How do you calculate water for BIAB?

Calculating the amount of water for beer-in-a-bag (BIAB) brewing requires factoring in the grain weight, target gravity, and desired pre-boil volume.

To start, the brew house efficiency should be calculated. This can be done based off a recent brew day by signing up for a brewing calculator, such as Brewer’s Friend. To calculate the efficiency, divide the amount of simply of target points, or total gravity units (gus), by the amount of grain that was used.

Next, divide the target gravity points by your brew house efficiency. For example, if you want your 1.050 gravity beer to yield 5 gallons, and your brewhouse efficiency is 75%, divide the target gravity points (50) by the efficiency (75) to get the total grain (66.7).

Finally, add water up to the desired pre-boil volume. For example, if you want 6.5 gallons pre-boil and you’ve already added grain, use the following equation: 6.5 gallons – 66.7 grain/lb x 0.125 (1 pound of grain per gallon) = 5.

47 gallons of water.

Therefore, to make a 5 gallon 1.050 gravity beer using the BIAB method, you would need 66.7 lbs of grain, 5.47 gallons of water, and would yield a pre-boil volume of 6.5 gallons.

How much water do you put in a pound of grain BIAB?

When brewing beer using a Brew in a Bag method, the amount of water needed in relation to a pound of grain will depend on which style of beer is being brewed and the batch size of the brew. Generally, brewers use between 2-3 quarts of water per pound of grain when doing a BIAB.

For lagers, the ratio tends to be closer to 3 quarts per pound, while for ales it is closer to 2 quarts per pound, but this is not always the case.
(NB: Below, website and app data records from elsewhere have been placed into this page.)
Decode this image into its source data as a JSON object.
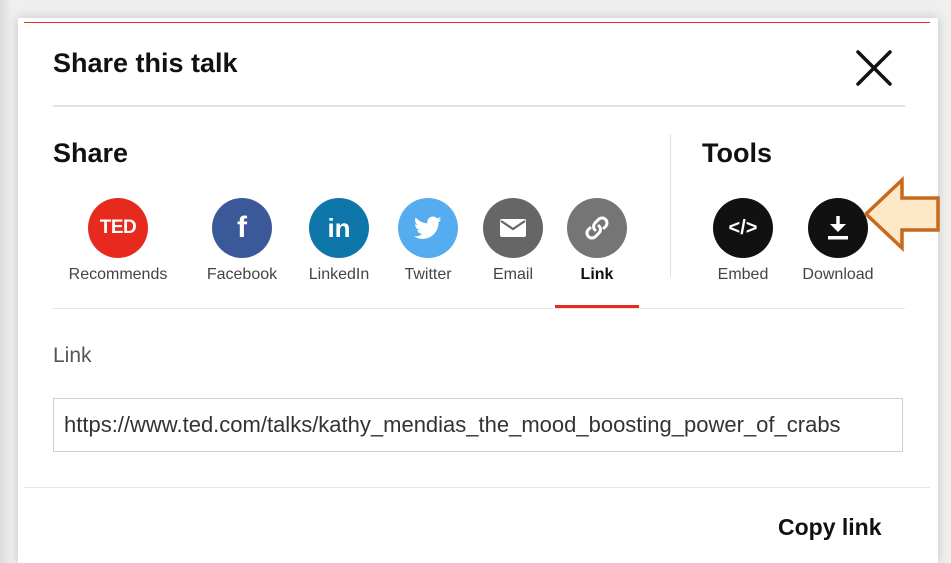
{
  "dialog": {
    "title": "Share this talk",
    "close_label": "Close"
  },
  "share": {
    "heading": "Share",
    "items": [
      {
        "label": "Recommends",
        "icon": "ted-icon",
        "color": "#e62b1e",
        "glyph": "TED"
      },
      {
        "label": "Facebook",
        "icon": "facebook-icon",
        "color": "#3b5998",
        "glyph": "f"
      },
      {
        "label": "LinkedIn",
        "icon": "linkedin-icon",
        "color": "#0e76a8",
        "glyph": "in"
      },
      {
        "label": "Twitter",
        "icon": "twitter-icon",
        "color": "#55acee",
        "glyph": ""
      },
      {
        "label": "Email",
        "icon": "email-icon",
        "color": "#666666",
        "glyph": ""
      },
      {
        "label": "Link",
        "icon": "link-icon",
        "color": "#757575",
        "glyph": ""
      }
    ],
    "active": "Link"
  },
  "tools": {
    "heading": "Tools",
    "items": [
      {
        "label": "Embed",
        "icon": "embed-icon",
        "color": "#111111",
        "glyph": "</>"
      },
      {
        "label": "Download",
        "icon": "download-icon",
        "color": "#111111",
        "glyph": ""
      }
    ]
  },
  "link_panel": {
    "label": "Link",
    "value": "https://www.ted.com/talks/kathy_mendias_the_mood_boosting_power_of_crabs",
    "copy_label": "Copy link"
  },
  "colors": {
    "accent": "#e62b1e",
    "arrow_fill": "#fde9c8",
    "arrow_stroke": "#c8691e"
  }
}
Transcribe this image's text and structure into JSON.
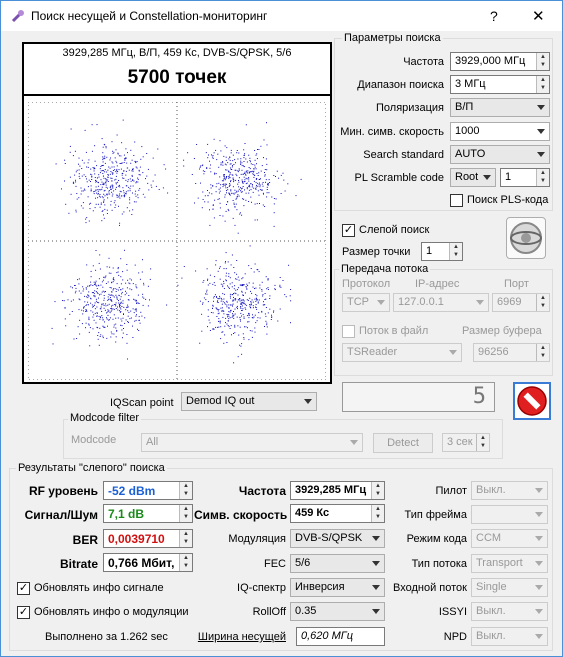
{
  "window": {
    "title": "Поиск несущей и Constellation-мониторинг",
    "help_label": "?",
    "close_label": "✕"
  },
  "constellation": {
    "header": "3929,285 МГц, В/П, 459 Кс, DVB-S/QPSK, 5/6",
    "points": "5700 точек"
  },
  "search_params": {
    "title": "Параметры поиска",
    "frequency_label": "Частота",
    "frequency_value": "3929,000 МГц",
    "range_label": "Диапазон поиска",
    "range_value": "3 МГц",
    "polarization_label": "Поляризация",
    "polarization_value": "В/П",
    "min_sr_label": "Мин. симв. скорость",
    "min_sr_value": "1000",
    "standard_label": "Search standard",
    "standard_value": "AUTO",
    "pls_label": "PL Scramble code",
    "pls_mode": "Root",
    "pls_value": "1",
    "pls_search_label": "Поиск PLS-кода"
  },
  "blind": {
    "label": "Слепой поиск",
    "point_size_label": "Размер точки",
    "point_size_value": "1"
  },
  "stream": {
    "title": "Передача потока",
    "protocol_label": "Протокол",
    "protocol_value": "TCP",
    "ip_label": "IP-адрес",
    "ip_value": "127.0.0.1",
    "port_label": "Порт",
    "port_value": "6969",
    "file_label": "Поток в файл",
    "buffer_label": "Размер буфера",
    "reader_value": "TSReader",
    "buffer_value": "96256"
  },
  "display_value": "5",
  "iqscan": {
    "label": "IQScan point",
    "value": "Demod IQ out"
  },
  "modcode": {
    "title": "Modcode filter",
    "label": "Modcode",
    "value": "All",
    "detect_label": "Detect",
    "time_value": "3 сек"
  },
  "results": {
    "title": "Результаты \"слепого\" поиска",
    "rf_label": "RF уровень",
    "rf_value": "-52 dBm",
    "snr_label": "Сигнал/Шум",
    "snr_value": "7,1 dB",
    "ber_label": "BER",
    "ber_value": "0,0039710",
    "bitrate_label": "Bitrate",
    "bitrate_value": "0,766 Мбит,",
    "freq_label": "Частота",
    "freq_value": "3929,285 МГц",
    "sr_label": "Симв. скорость",
    "sr_value": "459 Кс",
    "mod_label": "Модуляция",
    "mod_value": "DVB-S/QPSK",
    "fec_label": "FEC",
    "fec_value": "5/6",
    "iq_label": "IQ-спектр",
    "iq_value": "Инверсия",
    "rolloff_label": "RollOff",
    "rolloff_value": "0.35",
    "bw_label": "Ширина несущей",
    "bw_value": "0,620 МГц",
    "pilot_label": "Пилот",
    "pilot_value": "Выкл.",
    "frame_label": "Тип фрейма",
    "frame_value": "",
    "code_label": "Режим кода",
    "code_value": "CCM",
    "stream_type_label": "Тип потока",
    "stream_type_value": "Transport",
    "input_label": "Входной поток",
    "input_value": "Single",
    "issyi_label": "ISSYI",
    "issyi_value": "Выкл.",
    "npd_label": "NPD",
    "npd_value": "Выкл.",
    "update_signal_label": "Обновлять инфо сигнале",
    "update_mod_label": "Обновлять инфо о модуляции",
    "elapsed": "Выполнено за 1.262 sec"
  },
  "colors": {
    "rf": "#1a5fd6",
    "snr": "#1a8a1a",
    "ber": "#d01010",
    "dots": "#1010c0"
  }
}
Smaller batch sizes may require more water per pound, so consider the scale of the brew when deciding on how much water to add.

Additionally, one should also consider how much evaporation will be expected during the boil, as more water may need to be added if more evaporation is expected.